3. Engagement Letter – Following the premediation conference, or after the parties have agreed on the date and arrangements, STOHLER ADR PLLC will send an engagement letter outlining the terms and details for a successful Mediation.  The letter will include the Mediation fees and expenses.  Typically, the parties are required to pay a Retainer due before the day of the Mediation.  Chuck charges by the hour for travel time and will charge for expenses such as mileage and overnight accommodations, which are billed at cost. CLICK HERE TO VIEW THE SAMPLE MEDIATION ENGAGEMENT LETTER

4. Premediation Statements – The parties are requested to submit premediation statements one week in advance of the Mediation. It is important for Chuck to receive the statements by the weekend before because that is when he prepares for the following week’s Mediations.  The premediation statements should include:

a. Factual Background
b. Key Pleadings and Documents
c. Chronology
d. Summary of the Relevant Law
e. Potential Damages
f. Current Settlement Positions
g. Obstacles to Settlement
h. Participants at the Mediation

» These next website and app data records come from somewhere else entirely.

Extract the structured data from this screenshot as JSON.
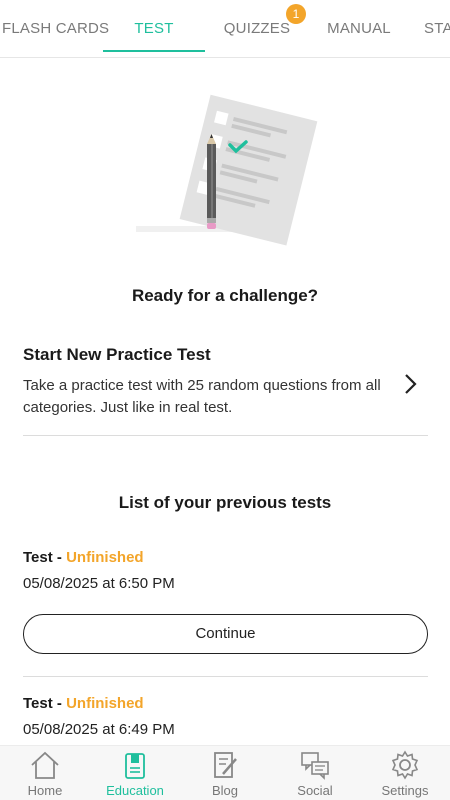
{
  "tabs": [
    {
      "label": "FLASH CARDS"
    },
    {
      "label": "TEST"
    },
    {
      "label": "QUIZZES",
      "badge": "1"
    },
    {
      "label": "MANUAL"
    },
    {
      "label": "STATS"
    }
  ],
  "main": {
    "challenge_heading": "Ready for a challenge?",
    "practice": {
      "title": "Start New Practice Test",
      "description": "Take a practice test with 25 random questions from all categories. Just like in real test."
    },
    "previous_heading": "List of your previous tests",
    "tests": [
      {
        "label": "Test",
        "separator": " - ",
        "status": "Unfinished",
        "date": "05/08/2025 at 6:50 PM",
        "button": "Continue"
      },
      {
        "label": "Test",
        "separator": " - ",
        "status": "Unfinished",
        "date": "05/08/2025 at 6:49 PM"
      }
    ]
  },
  "bottom_nav": [
    {
      "label": "Home",
      "icon": "home-icon"
    },
    {
      "label": "Education",
      "icon": "education-icon"
    },
    {
      "label": "Blog",
      "icon": "blog-icon"
    },
    {
      "label": "Social",
      "icon": "social-icon"
    },
    {
      "label": "Settings",
      "icon": "settings-icon"
    }
  ],
  "colors": {
    "accent": "#1fbf9d",
    "status_unfinished": "#f3a52a",
    "badge": "#f3a52a"
  }
}
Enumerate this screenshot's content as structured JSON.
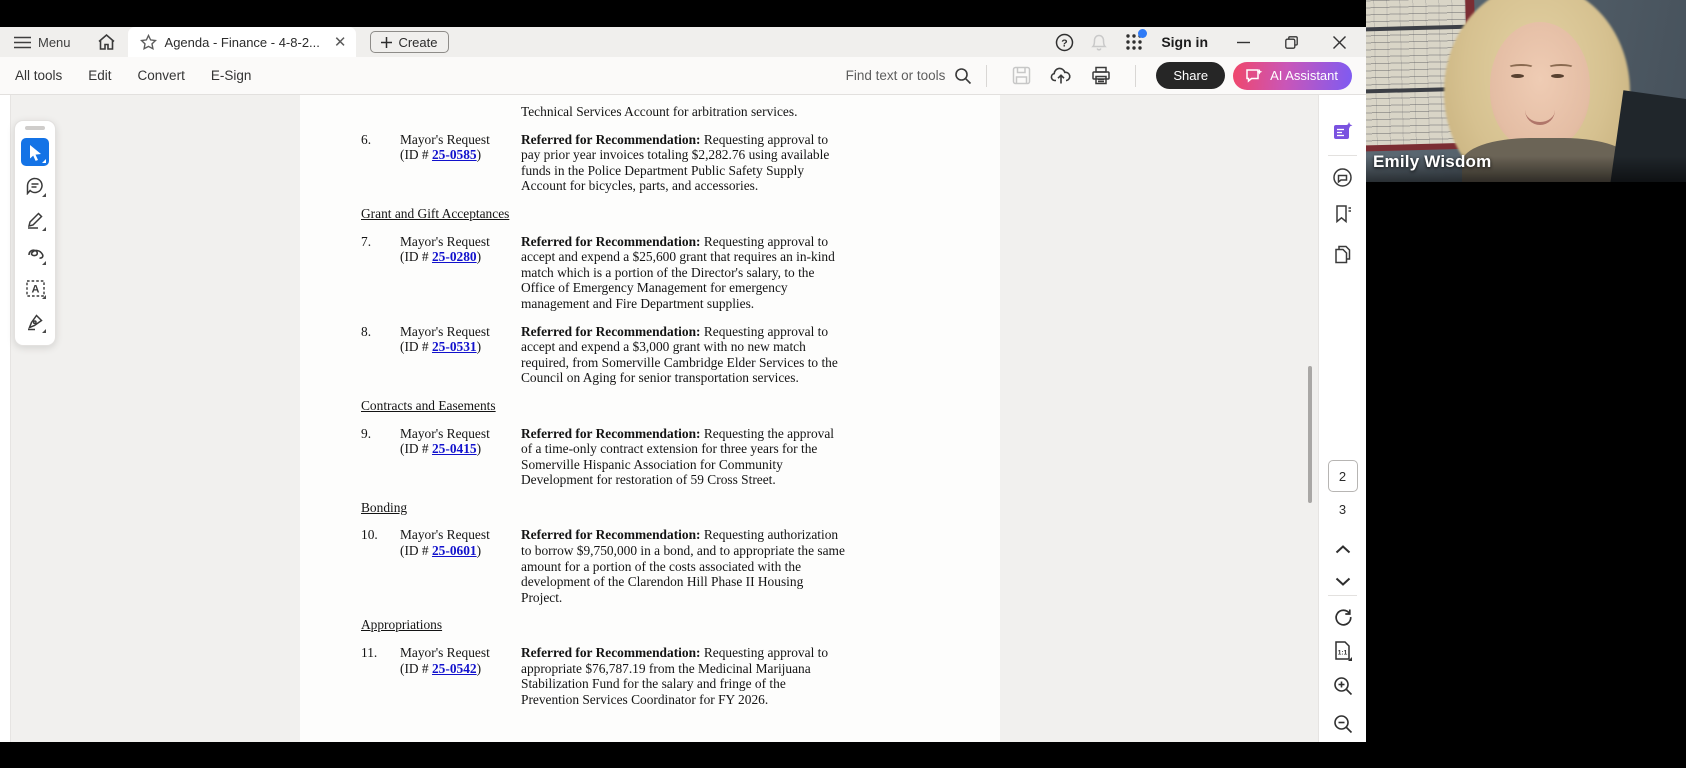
{
  "titlebar": {
    "menu_label": "Menu",
    "tab_title": "Agenda - Finance - 4-8-2...",
    "create_label": "Create",
    "sign_in_label": "Sign in"
  },
  "toolbar": {
    "tabs": [
      "All tools",
      "Edit",
      "Convert",
      "E-Sign"
    ],
    "find_placeholder": "Find text or tools",
    "share_label": "Share",
    "ai_label": "AI Assistant"
  },
  "quick_tools": {
    "tools": [
      {
        "name": "select-tool",
        "icon": "cursor-arrow-icon",
        "selected": true
      },
      {
        "name": "comment-tool",
        "icon": "comment-bubble-icon",
        "selected": false
      },
      {
        "name": "highlight-tool",
        "icon": "highlighter-icon",
        "selected": false
      },
      {
        "name": "draw-tool",
        "icon": "scribble-icon",
        "selected": false
      },
      {
        "name": "add-text-tool",
        "icon": "text-box-icon",
        "selected": false
      },
      {
        "name": "sign-tool",
        "icon": "fountain-pen-icon",
        "selected": false
      }
    ]
  },
  "document": {
    "cont_line": "Technical Services Account for arbitration services.",
    "headings": [
      "Grant and Gift Acceptances",
      "Contracts and Easements",
      "Bonding",
      "Appropriations"
    ],
    "items": [
      {
        "num": "6.",
        "label": "Mayor's Request",
        "id_pre": "(ID # ",
        "id": "25-0585",
        "id_post": ")",
        "bold": "Referred for Recommendation:",
        "desc": "Requesting approval to pay prior year invoices totaling $2,282.76 using available funds in the Police Department Public Safety Supply Account for bicycles, parts, and accessories."
      },
      {
        "num": "7.",
        "label": "Mayor's Request",
        "id_pre": "(ID # ",
        "id": "25-0280",
        "id_post": ")",
        "bold": "Referred for Recommendation:",
        "desc": "Requesting approval to accept and expend a $25,600 grant that requires an in-kind match which is a portion of the Director's salary, to the Office of Emergency Management for emergency management and Fire Department supplies."
      },
      {
        "num": "8.",
        "label": "Mayor's Request",
        "id_pre": "(ID # ",
        "id": "25-0531",
        "id_post": ")",
        "bold": "Referred for Recommendation:",
        "desc": "Requesting approval to accept and expend a $3,000 grant with no new match required, from Somerville Cambridge Elder Services to the Council on Aging for senior transportation services."
      },
      {
        "num": "9.",
        "label": "Mayor's Request",
        "id_pre": "(ID # ",
        "id": "25-0415",
        "id_post": ")",
        "bold": "Referred for Recommendation:",
        "desc": "Requesting the approval of a time-only contract extension for three years for the Somerville Hispanic Association for Community Development for restoration of 59 Cross Street."
      },
      {
        "num": "10.",
        "label": "Mayor's Request",
        "id_pre": "(ID # ",
        "id": "25-0601",
        "id_post": ")",
        "bold": "Referred for Recommendation:",
        "desc": "Requesting authorization to borrow $9,750,000 in a bond, and to appropriate the same amount for a portion of the costs associated with the development of the Clarendon Hill Phase II Housing Project."
      },
      {
        "num": "11.",
        "label": "Mayor's Request",
        "id_pre": "(ID # ",
        "id": "25-0542",
        "id_post": ")",
        "bold": "Referred for Recommendation:",
        "desc": "Requesting approval to appropriate $76,787.19 from the Medicinal Marijuana Stabilization Fund for the salary and fringe of the Prevention Services Coordinator for FY 2026."
      }
    ]
  },
  "right_rail": {
    "current_page": "2",
    "next_page": "3",
    "icons": [
      "ai-summary-icon",
      "comments-icon",
      "bookmarks-icon",
      "page-thumbnails-icon",
      "page-up-icon",
      "page-down-icon",
      "refresh-icon",
      "page-fit-icon",
      "zoom-in-icon",
      "zoom-out-icon"
    ]
  },
  "webcam": {
    "participant_name": "Emily Wisdom"
  },
  "colors": {
    "accent_blue": "#1473e6",
    "link_blue": "#1111cc",
    "share_dark": "#262626",
    "ai_gradient_start": "#f0476b",
    "ai_gradient_end": "#7e5bf2",
    "titlebar_bg": "#f0efed",
    "viewer_bg": "#f1f0ee",
    "webcam_bg": "#515d67"
  }
}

5. Mediation Process – Usually the day of the Mediation begins with the parties and their counsel meeting as a group to discuss the plan for the day, the ground rules, confidentiality and case specific information.  Typically, Chuck prefers not to have opening statements, but will do so based on the particular case and what was provided in the premediation statements. Chuck then shuttles back and forth between the parties and convenes a group session or meets privately with the lawyers as necessary. If an agreement is reached, the parties prepare a written term sheet of agreement before adjournment.

The parties can structure the mediation process as they see fit, but they hire Chuck to direct or guide them. Chuck uses a variety of techniques to avoid impasse and to bring the parties to an agreement. He will take strong positions as necessary. Each mediation is different, and a key part of the Mediator’s role is to determine the best approach for each case. Only at the parties’ request does Chuck set a “Mediator’s” number or bracket under very specific terms.

Counsel must have the appropriate personnel available with the authority to settle. When the parties are not serious, or the timing is wrong for a settlement, the Mediation will be terminated. Chuck is a strong believer in the “process,” and most cases settle, sometimes shortly after the mediation.

Chuck regularly follows up on cases after the day of the Mediation, including scheduling subsequent days as necessary.  Large multi-state matters often require more than one day of Mediation, depending on the state of the litigation and deadlines.


Chuck’s style is part facilitative and part evaluative. The parties usually hire Chuck because of his substantive Labor and Employment expertise. Yet Chuck works to listen to the parties to understand the heart of the dispute and to reach a result that works for all sides. When the parties can do so, it is usually a better outcome than some “ordered” resolution. Usually there are several “layers of the onion” to uncover. Yet at some point in the Mediation the parties will seek Chuck’s view on likely outcomes. Chuck will offer Mediator numbers or brackets but only at the request of the parties and under carefully understood circumstances. There are numerous techniques that blend evaluative styles with facilitative and listening type approaches that Chuck has employed successfully. Each case is different, and it is the job of the Mediator to apply the right techniques to the facts, claims and personalities of the situation.

On occasion, Chuck has been retained to work in transformative mediation situations. These techniques often are particularly useful in situations where the parties have an ongoing relationship, such as in traditional Labor Relations matters including collective bargaining mediations or grievance issues. STOHLER ADR PLLC is available for such services.